A Classic Investment Gets a Modern Makeover
By Owen Thomas

(Business 2.0) – As financial instruments that steadily throw off cash, corporate bonds are a no-brainer. But until a few years ago, they were a tricky proposition for the average investor. Bond mutual funds charge up-front and ongoing fees that put a serious dent in your returns, and your payouts vary as the fund manager buys and sells bonds. Buying corporate bonds on the open market is even more complicated. Prices shift from minute to minute, and brokers often take a hefty, disguised markup by cutting into your interest rates. With most bonds, it's hard to know exactly what you're paying.

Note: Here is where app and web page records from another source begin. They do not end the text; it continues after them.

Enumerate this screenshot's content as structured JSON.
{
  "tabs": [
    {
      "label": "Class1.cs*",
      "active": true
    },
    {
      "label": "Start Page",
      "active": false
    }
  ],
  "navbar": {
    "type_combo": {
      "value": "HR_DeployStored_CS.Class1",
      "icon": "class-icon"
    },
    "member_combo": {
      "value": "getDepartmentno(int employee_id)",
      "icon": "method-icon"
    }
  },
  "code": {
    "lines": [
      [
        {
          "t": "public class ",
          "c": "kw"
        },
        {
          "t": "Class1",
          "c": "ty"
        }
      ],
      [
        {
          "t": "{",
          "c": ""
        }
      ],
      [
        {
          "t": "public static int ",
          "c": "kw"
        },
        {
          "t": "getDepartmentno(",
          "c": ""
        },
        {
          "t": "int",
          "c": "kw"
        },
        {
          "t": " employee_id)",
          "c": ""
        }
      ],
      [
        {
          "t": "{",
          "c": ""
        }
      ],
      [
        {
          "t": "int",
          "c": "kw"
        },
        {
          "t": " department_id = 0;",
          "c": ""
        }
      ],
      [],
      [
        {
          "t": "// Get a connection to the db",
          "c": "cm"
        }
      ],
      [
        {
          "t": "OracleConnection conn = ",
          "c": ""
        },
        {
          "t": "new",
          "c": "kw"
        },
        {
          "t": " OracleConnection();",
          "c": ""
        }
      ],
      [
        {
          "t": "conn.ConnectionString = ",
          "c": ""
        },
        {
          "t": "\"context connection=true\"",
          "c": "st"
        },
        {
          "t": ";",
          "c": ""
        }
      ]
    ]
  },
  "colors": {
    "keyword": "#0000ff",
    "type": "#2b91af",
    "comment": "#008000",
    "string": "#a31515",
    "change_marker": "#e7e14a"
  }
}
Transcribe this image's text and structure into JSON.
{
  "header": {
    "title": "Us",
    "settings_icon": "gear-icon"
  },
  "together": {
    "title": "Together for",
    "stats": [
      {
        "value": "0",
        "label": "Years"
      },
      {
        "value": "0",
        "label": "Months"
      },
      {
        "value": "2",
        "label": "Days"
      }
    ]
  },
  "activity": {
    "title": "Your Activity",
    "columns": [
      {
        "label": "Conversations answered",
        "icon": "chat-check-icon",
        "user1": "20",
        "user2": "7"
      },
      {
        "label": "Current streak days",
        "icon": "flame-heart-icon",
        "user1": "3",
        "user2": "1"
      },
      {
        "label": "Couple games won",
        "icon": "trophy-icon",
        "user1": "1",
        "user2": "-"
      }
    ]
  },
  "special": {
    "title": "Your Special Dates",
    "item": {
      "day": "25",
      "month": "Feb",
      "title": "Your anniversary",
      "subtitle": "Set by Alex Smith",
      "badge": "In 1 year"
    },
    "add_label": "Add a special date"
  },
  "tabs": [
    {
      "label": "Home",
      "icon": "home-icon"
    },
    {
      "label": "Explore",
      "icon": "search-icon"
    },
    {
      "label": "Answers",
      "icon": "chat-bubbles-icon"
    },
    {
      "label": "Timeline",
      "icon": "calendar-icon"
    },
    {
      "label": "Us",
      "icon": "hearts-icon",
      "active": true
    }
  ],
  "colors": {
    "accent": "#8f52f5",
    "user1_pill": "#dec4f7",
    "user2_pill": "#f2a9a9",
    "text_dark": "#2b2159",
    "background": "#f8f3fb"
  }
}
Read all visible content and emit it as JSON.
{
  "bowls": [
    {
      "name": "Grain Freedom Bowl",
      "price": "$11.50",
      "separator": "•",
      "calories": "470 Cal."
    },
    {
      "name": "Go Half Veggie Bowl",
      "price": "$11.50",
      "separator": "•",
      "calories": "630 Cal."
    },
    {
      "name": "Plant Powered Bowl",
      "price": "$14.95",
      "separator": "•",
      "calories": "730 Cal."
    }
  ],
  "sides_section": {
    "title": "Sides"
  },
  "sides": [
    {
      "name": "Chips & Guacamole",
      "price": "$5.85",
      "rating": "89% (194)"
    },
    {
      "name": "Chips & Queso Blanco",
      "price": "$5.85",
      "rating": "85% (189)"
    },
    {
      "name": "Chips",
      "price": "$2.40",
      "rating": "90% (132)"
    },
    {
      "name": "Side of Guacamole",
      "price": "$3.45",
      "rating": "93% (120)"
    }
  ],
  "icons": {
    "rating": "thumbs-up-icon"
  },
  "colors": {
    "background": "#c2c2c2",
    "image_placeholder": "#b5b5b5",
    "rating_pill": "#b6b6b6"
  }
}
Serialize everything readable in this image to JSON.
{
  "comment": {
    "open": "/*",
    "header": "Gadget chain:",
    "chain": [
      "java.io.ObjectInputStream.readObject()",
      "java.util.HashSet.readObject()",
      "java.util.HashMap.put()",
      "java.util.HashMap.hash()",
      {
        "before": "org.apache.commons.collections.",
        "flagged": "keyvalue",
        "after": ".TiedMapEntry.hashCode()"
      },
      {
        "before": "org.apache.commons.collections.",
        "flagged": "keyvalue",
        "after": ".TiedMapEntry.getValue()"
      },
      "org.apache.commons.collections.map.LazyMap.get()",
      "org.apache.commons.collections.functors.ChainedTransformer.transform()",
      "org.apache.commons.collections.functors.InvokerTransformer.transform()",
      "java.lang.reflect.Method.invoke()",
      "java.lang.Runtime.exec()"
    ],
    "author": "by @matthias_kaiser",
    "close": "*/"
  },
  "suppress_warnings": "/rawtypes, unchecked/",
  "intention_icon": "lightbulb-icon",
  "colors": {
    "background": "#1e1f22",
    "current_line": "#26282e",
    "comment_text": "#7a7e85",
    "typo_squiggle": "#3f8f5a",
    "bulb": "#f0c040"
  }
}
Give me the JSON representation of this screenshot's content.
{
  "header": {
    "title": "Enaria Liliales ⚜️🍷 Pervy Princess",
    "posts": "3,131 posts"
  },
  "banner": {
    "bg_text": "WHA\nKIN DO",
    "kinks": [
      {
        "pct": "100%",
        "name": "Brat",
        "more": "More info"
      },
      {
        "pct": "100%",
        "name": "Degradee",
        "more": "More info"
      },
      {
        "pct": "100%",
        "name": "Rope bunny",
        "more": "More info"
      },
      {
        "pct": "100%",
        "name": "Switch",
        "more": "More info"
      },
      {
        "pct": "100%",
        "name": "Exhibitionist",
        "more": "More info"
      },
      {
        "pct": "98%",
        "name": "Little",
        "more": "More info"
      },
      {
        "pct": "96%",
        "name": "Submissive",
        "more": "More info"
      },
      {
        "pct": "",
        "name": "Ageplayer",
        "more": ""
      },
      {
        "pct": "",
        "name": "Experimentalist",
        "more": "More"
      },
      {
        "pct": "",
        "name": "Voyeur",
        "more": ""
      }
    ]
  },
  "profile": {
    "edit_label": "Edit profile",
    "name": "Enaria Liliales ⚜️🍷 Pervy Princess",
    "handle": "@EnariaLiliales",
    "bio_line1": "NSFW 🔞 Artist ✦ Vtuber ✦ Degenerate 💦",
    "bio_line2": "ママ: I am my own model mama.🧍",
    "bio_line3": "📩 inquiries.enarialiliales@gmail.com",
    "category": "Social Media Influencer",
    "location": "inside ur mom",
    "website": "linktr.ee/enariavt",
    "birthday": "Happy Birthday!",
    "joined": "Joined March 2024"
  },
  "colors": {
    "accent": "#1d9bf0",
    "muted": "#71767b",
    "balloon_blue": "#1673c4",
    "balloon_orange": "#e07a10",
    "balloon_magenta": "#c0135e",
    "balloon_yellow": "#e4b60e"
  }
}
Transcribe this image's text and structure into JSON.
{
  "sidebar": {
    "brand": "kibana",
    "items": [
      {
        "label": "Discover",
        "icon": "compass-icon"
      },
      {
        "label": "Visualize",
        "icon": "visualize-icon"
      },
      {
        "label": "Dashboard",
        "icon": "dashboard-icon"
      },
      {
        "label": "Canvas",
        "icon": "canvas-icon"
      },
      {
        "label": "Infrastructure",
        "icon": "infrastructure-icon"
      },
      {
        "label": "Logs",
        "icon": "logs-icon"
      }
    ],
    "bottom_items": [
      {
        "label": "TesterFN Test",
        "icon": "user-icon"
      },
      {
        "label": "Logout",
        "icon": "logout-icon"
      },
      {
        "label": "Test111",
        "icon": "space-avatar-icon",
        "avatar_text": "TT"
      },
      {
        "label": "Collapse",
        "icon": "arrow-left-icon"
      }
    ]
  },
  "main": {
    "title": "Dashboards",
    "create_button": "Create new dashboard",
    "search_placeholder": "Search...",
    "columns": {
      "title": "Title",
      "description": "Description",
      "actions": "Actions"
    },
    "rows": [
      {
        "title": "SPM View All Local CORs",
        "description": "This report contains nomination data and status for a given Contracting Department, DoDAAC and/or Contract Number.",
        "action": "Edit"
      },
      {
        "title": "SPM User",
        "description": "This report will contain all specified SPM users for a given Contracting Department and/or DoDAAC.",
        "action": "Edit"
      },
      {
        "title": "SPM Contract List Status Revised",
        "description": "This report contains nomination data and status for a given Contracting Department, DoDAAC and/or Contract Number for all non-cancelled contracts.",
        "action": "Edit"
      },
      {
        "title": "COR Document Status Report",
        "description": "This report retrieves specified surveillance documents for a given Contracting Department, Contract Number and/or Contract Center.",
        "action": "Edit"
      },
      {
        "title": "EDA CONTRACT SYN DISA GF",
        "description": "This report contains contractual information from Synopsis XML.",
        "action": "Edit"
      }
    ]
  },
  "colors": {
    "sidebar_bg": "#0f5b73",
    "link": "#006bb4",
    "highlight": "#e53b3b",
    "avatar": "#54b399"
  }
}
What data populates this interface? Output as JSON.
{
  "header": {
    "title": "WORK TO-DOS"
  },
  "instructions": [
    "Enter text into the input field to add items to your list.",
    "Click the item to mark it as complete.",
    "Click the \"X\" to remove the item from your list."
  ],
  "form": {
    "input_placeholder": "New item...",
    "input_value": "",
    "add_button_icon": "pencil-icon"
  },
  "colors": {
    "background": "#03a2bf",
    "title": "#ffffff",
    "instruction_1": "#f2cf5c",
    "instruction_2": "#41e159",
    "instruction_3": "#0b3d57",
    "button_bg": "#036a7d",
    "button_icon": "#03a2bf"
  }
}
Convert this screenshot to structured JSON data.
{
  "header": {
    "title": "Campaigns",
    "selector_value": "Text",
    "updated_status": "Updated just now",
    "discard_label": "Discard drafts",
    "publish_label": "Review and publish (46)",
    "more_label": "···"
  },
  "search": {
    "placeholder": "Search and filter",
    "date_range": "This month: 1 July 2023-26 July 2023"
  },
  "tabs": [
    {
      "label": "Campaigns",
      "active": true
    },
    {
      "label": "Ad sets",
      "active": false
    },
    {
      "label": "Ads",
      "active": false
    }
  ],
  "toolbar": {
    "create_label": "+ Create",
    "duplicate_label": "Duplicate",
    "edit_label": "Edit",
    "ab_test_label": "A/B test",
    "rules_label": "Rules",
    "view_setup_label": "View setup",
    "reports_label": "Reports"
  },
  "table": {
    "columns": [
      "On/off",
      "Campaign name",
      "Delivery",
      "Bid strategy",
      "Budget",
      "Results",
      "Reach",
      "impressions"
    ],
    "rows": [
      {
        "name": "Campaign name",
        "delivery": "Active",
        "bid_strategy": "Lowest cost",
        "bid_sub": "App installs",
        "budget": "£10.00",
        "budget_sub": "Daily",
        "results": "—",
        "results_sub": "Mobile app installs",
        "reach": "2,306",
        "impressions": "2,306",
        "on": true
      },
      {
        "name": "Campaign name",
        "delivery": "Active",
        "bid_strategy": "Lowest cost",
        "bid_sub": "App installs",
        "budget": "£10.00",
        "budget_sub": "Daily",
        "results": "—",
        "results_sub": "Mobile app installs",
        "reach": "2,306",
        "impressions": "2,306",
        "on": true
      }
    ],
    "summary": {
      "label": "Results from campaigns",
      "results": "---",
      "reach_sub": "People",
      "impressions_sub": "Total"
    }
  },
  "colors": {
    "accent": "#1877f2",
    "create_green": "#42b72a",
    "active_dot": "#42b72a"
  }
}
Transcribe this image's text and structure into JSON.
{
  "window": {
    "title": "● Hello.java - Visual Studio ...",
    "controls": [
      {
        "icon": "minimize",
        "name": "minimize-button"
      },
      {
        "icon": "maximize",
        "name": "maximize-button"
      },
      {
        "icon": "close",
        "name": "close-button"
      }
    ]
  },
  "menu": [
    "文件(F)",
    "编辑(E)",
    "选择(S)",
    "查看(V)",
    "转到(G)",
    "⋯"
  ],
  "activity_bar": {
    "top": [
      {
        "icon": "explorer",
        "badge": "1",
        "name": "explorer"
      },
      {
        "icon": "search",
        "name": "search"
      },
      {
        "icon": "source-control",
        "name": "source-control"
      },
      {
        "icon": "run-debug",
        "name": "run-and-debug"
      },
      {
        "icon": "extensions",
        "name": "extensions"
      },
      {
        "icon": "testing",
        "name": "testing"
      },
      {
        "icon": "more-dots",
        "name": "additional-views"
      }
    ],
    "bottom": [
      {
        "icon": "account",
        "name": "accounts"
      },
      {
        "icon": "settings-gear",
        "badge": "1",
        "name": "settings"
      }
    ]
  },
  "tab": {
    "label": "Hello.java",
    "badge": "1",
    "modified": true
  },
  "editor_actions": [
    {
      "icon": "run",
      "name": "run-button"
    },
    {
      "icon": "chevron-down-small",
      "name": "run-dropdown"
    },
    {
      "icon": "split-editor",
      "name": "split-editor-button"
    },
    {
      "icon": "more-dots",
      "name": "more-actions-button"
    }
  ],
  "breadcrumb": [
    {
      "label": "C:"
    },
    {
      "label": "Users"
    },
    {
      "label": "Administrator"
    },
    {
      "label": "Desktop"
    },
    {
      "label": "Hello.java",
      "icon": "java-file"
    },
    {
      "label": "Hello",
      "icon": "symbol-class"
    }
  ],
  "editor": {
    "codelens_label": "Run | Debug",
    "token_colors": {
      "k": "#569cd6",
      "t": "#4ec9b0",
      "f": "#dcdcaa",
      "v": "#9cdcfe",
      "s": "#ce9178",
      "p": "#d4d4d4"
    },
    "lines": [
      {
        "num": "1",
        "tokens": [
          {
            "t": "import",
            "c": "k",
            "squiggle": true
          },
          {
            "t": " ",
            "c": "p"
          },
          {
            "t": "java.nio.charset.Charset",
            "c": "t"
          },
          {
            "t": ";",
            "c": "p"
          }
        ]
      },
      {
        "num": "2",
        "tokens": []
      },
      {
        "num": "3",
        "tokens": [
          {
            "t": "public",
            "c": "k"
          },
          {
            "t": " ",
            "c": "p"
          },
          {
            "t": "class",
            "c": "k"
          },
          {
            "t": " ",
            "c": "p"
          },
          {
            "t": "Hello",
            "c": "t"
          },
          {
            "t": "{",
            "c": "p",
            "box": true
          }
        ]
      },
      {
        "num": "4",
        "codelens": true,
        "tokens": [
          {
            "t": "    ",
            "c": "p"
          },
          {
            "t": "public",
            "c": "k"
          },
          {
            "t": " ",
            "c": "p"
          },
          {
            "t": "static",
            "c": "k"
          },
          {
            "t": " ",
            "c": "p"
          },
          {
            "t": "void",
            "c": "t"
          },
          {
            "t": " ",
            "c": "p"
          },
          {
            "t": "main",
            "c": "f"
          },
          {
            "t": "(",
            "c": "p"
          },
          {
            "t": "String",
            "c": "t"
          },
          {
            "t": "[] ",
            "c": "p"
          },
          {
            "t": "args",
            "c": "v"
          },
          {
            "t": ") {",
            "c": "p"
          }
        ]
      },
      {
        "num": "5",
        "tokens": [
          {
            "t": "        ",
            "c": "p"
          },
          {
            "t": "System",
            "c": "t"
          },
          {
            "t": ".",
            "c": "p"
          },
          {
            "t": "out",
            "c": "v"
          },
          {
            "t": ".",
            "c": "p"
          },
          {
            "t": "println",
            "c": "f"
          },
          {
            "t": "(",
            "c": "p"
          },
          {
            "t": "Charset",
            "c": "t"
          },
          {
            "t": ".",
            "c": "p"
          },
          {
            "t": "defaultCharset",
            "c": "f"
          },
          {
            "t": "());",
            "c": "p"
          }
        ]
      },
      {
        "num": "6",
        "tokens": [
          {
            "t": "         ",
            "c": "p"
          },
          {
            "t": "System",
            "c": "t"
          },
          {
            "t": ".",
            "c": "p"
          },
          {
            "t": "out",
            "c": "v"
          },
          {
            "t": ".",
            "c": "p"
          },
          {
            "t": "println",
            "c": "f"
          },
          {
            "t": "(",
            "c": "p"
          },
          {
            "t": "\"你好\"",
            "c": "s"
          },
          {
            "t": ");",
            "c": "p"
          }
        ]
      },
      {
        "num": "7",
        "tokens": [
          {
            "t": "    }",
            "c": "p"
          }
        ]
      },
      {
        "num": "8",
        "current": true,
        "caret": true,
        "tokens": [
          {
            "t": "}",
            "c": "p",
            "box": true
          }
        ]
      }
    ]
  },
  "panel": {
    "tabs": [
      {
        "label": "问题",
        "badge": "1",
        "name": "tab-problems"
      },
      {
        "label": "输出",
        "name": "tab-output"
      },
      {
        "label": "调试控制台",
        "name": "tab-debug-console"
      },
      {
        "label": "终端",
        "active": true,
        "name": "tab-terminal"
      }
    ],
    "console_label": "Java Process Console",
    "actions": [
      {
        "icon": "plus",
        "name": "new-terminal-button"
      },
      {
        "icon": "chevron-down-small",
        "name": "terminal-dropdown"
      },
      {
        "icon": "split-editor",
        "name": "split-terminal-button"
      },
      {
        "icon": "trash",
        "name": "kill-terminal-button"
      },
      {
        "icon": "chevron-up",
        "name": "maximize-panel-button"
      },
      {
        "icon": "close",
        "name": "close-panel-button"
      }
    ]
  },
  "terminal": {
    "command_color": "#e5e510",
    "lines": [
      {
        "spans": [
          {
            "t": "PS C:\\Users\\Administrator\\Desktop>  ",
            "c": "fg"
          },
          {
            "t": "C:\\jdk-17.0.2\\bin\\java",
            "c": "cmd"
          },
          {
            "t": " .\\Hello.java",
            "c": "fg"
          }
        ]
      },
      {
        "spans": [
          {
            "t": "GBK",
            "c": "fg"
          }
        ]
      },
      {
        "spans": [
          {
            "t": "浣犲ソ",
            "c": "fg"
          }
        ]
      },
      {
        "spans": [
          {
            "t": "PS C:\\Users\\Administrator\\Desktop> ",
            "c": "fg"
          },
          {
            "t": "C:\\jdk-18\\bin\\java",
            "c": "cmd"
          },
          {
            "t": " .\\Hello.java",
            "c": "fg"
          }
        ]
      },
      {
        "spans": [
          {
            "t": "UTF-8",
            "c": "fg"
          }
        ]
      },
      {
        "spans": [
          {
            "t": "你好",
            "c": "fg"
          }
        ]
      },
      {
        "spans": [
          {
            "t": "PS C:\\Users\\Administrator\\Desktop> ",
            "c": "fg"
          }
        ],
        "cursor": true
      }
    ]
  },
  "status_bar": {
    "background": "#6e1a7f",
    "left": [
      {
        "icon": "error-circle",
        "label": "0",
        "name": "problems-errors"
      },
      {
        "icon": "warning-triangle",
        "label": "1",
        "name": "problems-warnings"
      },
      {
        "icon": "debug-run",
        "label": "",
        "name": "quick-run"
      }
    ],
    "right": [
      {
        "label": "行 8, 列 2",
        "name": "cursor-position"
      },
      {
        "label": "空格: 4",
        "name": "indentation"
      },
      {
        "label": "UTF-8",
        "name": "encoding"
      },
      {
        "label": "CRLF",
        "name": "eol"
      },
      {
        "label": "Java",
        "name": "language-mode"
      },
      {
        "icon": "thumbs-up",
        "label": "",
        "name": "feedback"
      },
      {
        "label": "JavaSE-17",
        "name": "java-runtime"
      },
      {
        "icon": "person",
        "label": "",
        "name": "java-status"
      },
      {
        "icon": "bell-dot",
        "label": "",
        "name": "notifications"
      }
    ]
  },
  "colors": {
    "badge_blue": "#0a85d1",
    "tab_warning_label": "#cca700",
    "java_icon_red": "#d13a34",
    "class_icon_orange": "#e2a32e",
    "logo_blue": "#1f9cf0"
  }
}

But that has changed, thanks to a simplified and more affordable type of bond called the retail note. Offered primarily by Merrill Lynch, ABN Amro's LaSalle investment banking division, and Chicago boutique firm Incapital, retail notes are priced at $1,000 apiece, with some "baby bonds" available for $25. The interest rates, set every Monday, stay put for a week. The bonds are now issued by 25 blue-chip companies ranging from Bank of America to Ford to GE, and the value of the notes they've issued has doubled to $150 billion in the past three years. As with any bond, of course, there's always the chance that an issuer will default, but with retail notes it's easier to buy several to spread out your risk. Incapital CEO Tom Ricketts suggests "laddering" your notes with different maturity dates, so if interest rates rise, you can roll the principal from your shorter-term bonds into new bonds at higher rates. Until then, you can just worry about earning interest. -- O.T.